#### [SOURCE MATERIAL]
= = = = =

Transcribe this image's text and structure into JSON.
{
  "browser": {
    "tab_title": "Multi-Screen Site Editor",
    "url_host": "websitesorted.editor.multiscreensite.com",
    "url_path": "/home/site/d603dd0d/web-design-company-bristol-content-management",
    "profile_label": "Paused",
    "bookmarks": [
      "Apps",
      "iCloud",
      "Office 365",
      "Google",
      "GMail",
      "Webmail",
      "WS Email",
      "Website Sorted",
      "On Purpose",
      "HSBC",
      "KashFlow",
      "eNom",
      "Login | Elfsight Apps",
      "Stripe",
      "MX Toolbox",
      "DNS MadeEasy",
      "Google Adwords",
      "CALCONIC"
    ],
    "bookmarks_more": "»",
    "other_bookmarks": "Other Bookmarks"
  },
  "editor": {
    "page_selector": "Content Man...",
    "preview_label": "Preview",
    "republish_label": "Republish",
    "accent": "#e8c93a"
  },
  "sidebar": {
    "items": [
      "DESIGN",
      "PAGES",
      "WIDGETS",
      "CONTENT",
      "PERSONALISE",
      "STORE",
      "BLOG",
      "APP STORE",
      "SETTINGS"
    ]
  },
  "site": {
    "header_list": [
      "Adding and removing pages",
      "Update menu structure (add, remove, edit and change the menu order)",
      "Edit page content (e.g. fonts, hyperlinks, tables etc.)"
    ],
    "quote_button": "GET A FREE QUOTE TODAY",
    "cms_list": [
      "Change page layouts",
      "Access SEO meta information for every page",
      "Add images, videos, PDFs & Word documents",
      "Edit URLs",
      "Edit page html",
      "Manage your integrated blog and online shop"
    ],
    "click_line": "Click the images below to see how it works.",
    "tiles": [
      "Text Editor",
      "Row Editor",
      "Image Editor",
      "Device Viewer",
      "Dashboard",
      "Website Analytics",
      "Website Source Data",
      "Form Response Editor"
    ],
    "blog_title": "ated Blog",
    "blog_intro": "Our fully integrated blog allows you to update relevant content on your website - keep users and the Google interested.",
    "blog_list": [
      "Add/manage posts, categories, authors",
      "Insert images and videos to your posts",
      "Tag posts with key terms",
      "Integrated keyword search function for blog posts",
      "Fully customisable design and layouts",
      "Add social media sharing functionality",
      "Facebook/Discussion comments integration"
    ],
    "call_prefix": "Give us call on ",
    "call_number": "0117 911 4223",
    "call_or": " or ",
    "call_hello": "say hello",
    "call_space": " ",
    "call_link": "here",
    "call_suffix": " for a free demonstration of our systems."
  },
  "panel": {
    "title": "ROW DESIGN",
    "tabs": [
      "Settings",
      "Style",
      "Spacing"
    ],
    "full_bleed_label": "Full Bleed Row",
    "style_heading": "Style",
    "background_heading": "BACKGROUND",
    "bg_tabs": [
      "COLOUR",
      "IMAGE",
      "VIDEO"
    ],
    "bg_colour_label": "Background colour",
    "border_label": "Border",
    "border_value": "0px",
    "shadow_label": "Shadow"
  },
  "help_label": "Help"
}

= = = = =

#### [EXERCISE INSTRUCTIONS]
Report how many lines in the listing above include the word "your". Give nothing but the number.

#### [RESPONSE AREA]
3